Unfortunately, those are really the only ‘good’ things Triumph has going for it. While it’s always a treat to have Terrence Howard be a part of any film (expect a lot of tears from him), the rest of the cast are very one-note, despite their best efforts. Colton Haynes (Arrow), who we haven’t seen on the big screen in some time, is charming but stereotypical as the star-athlete-super nice guy, Jeff. Johnathon Schaech (Ray Donovan, DC’s Legends of Tomorrow) while charming, plays Mike’s caring yet “I just don’t want to see you get hurt” type father and only really shows up to give Mike a reason to keep chasing his dream. Simply put, there is just no character development outside of Howard’s Coach.
While it’s great that Coffey was given the chance to write about his life, the script would have benefited by an editor or co-writer who could have helped cohesively tell the story for a mainstream audience rather than having it play out as quick, non-cohesive memories ripped from a diary. Perhaps this wouldn’t have played out so jarring had the film editing been better but after the first act it starts to feel like a group project where bits and pieces of work was done and slapped together last minute with fade to blacks because they ran out of time. By the end, I really did have to fight constantly rolling my eyes by how bad it got.

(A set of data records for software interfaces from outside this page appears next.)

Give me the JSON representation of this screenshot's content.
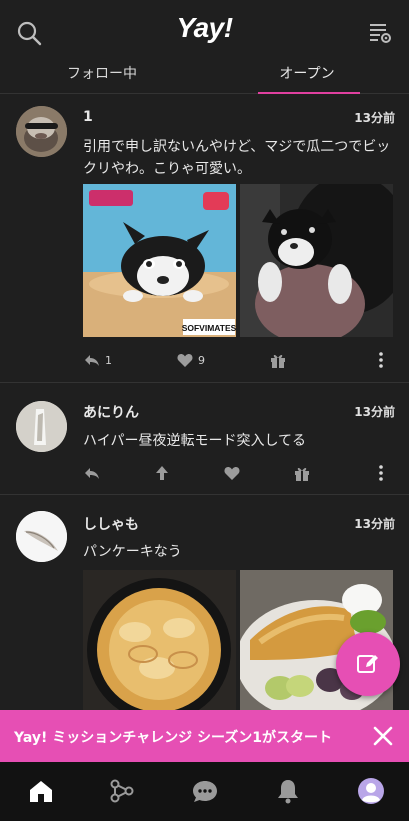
{
  "app": {
    "logo": "Yay!"
  },
  "header": {
    "search_icon": "search-icon",
    "filter_icon": "filter-settings-icon"
  },
  "tabs": [
    {
      "label": "フォロー中",
      "active": false
    },
    {
      "label": "オープン",
      "active": true
    }
  ],
  "colors": {
    "accent": "#e64fb4",
    "tab_underline": "#e040a0",
    "background": "#1f1f1f",
    "bottom_nav": "#121212"
  },
  "posts": [
    {
      "username": "1",
      "time": "13分前",
      "text": "引用で申し訳ないんやけど、マジで瓜二つでビックリやわ。こりゃ可愛い。",
      "images": [
        {
          "caption": "SOFVIMATES",
          "kind": "figure-toy"
        },
        {
          "kind": "dog-photo"
        }
      ],
      "actions": {
        "reply_count": "1",
        "like_count": "9"
      }
    },
    {
      "username": "あにりん",
      "time": "13分前",
      "text": "ハイパー昼夜逆転モード突入してる",
      "actions": {}
    },
    {
      "username": "ししゃも",
      "time": "13分前",
      "text": "パンケーキなう",
      "images": [
        {
          "kind": "pancake-pan"
        },
        {
          "kind": "pancake-plate"
        }
      ]
    }
  ],
  "banner": {
    "text": "Yay! ミッションチャレンジ シーズン1がスタート"
  },
  "bottom_nav": [
    "home-icon",
    "discover-icon",
    "chat-icon",
    "notifications-icon",
    "profile-avatar"
  ]
}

It’s a shame that Triumph was littered with so many behind the scene issues (writing, editing) because there was real promise here. Even though the end became almost hard to watch, I found myself sticking around because I really did care to see how Mike’s wrestling story would end. I emotionally resonated with him at points because of my own high school experiences and really was interested to know more about Cerebral Palsy itself because it’s not explored enough in main stream entertainment. It’s just unfortunate the structure of the film couldn’t support the large amount of heart it had to share.
Signature Entertainment presents Triumph on Digital Platforms starting 28th June
Review – Triumph
Reviewed online (screener provided by Signature Entertainment), June 20, 2021. Rating: 12 Cert. Running Time: 100 minutes
PRODUCTION: (UK) Signature Entertainment presents a Digital Ignition Entertainment production in association with Argonaut Entertainment Partners. Producers: Michael Clofine, Michael D. Coffey, and Massimiliano Musina. Executive Producers: Chet Burros, Phillip Dawe, Mike Hatton, Terrence Howard, Tyler W. Konney, Jean Michael Lif, RJ Mitte, Victor Poteet, Jessica Uberuaga, and Paolo Vismara.
CREW: Director: Brett Leonard. Writer: Michael D. Coffey. Editing: Kevin Hickman. Music: Gregg Leonard.
CAST: Terrence Howard, RJ Mitte, Colton Haynes, Johnathon Schaech, Grace Victoria Cox